Exercise requirements:
The reply has to be a number alone, equal to how many lines in the entries below hold the string "time".

[Component data from apps and pages]
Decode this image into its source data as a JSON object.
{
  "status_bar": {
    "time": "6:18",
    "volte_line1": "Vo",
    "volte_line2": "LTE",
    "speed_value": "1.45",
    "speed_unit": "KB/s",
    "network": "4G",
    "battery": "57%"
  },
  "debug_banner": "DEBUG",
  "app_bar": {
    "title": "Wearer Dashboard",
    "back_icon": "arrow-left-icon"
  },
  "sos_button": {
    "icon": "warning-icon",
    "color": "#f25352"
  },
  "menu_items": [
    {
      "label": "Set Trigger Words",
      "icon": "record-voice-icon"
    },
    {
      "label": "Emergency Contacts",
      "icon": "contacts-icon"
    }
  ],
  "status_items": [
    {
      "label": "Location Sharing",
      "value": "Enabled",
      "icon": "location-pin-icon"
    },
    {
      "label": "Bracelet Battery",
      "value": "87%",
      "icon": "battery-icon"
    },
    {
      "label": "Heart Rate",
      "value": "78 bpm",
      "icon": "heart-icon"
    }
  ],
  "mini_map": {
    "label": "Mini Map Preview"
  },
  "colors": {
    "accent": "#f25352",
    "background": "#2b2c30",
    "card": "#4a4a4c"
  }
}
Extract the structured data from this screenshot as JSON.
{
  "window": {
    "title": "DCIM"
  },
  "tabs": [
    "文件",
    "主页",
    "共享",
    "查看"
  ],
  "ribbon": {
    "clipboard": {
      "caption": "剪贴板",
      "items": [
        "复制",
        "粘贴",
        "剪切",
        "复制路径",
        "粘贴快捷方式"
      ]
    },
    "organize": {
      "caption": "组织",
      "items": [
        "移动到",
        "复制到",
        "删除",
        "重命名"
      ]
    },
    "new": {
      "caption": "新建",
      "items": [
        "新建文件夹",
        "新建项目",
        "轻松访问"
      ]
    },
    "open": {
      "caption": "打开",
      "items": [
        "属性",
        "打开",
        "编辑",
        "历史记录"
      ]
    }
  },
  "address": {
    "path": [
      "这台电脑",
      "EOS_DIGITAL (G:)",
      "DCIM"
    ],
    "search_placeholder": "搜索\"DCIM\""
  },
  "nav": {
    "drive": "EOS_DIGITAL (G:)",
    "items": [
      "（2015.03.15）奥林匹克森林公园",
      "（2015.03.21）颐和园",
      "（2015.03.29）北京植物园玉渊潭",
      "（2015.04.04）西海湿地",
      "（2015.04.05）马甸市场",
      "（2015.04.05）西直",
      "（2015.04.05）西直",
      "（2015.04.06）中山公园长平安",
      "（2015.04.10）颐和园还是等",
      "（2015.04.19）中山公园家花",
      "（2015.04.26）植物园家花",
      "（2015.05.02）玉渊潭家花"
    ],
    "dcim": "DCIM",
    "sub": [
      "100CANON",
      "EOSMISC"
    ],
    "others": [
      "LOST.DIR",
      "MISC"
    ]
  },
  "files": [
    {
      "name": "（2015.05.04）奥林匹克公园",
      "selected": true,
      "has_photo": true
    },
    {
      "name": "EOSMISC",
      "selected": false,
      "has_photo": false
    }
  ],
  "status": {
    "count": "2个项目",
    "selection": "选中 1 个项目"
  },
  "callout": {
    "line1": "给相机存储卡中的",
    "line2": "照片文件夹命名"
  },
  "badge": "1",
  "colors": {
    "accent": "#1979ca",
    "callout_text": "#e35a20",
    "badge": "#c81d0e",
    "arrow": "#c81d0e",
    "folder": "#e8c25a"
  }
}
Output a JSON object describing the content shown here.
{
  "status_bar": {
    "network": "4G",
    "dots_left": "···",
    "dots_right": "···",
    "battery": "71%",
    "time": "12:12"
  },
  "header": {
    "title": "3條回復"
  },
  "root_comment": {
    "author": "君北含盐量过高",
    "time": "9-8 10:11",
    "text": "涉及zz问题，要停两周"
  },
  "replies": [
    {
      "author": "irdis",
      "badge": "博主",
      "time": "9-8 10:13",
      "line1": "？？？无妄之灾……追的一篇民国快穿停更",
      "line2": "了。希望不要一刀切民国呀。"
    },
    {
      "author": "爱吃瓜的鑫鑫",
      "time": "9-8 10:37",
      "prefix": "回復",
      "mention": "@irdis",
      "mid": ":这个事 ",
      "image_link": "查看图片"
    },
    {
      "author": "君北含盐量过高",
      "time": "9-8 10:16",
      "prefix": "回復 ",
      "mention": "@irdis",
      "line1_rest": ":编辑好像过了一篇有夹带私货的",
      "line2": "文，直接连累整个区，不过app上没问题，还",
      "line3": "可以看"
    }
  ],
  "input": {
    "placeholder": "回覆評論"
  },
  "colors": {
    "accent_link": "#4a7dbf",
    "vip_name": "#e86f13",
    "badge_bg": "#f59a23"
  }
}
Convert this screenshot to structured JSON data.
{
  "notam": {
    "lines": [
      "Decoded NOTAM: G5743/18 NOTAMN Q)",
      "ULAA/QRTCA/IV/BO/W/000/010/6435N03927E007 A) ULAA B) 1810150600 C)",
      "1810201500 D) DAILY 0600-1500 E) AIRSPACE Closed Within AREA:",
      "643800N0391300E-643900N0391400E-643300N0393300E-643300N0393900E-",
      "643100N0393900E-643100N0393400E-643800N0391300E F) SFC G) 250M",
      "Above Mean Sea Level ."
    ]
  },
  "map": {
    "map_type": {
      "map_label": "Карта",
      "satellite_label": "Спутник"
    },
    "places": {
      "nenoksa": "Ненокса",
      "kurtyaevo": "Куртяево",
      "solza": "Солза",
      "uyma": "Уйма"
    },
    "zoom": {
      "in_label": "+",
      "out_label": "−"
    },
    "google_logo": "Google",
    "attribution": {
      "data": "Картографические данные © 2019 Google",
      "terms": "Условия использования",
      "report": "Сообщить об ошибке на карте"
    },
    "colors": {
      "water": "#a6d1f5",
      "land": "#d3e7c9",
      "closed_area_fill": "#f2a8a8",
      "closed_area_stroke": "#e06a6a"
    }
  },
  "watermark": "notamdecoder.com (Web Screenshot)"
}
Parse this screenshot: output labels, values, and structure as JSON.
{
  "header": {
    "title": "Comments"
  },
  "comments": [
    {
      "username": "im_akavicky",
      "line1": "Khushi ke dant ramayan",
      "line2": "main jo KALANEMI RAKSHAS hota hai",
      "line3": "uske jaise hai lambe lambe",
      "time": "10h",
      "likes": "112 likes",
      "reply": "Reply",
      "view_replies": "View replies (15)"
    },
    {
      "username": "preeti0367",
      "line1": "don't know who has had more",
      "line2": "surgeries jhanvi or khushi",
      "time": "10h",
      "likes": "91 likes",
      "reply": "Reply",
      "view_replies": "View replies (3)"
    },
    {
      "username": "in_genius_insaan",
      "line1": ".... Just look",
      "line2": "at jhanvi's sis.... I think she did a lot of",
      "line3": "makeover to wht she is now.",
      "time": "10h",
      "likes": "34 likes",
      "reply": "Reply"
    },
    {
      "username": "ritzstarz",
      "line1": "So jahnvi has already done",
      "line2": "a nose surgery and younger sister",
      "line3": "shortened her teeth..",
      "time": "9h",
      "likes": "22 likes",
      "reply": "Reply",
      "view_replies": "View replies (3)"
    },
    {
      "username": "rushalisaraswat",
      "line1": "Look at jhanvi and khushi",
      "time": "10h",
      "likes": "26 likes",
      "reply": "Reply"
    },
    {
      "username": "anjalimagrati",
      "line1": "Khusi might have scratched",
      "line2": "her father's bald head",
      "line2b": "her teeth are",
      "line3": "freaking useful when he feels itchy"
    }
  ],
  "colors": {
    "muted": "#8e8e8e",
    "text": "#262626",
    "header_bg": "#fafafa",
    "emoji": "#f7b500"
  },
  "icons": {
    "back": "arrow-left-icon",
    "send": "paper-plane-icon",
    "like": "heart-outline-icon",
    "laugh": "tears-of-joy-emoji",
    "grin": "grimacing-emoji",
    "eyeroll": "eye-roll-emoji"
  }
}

Completed exercise:
11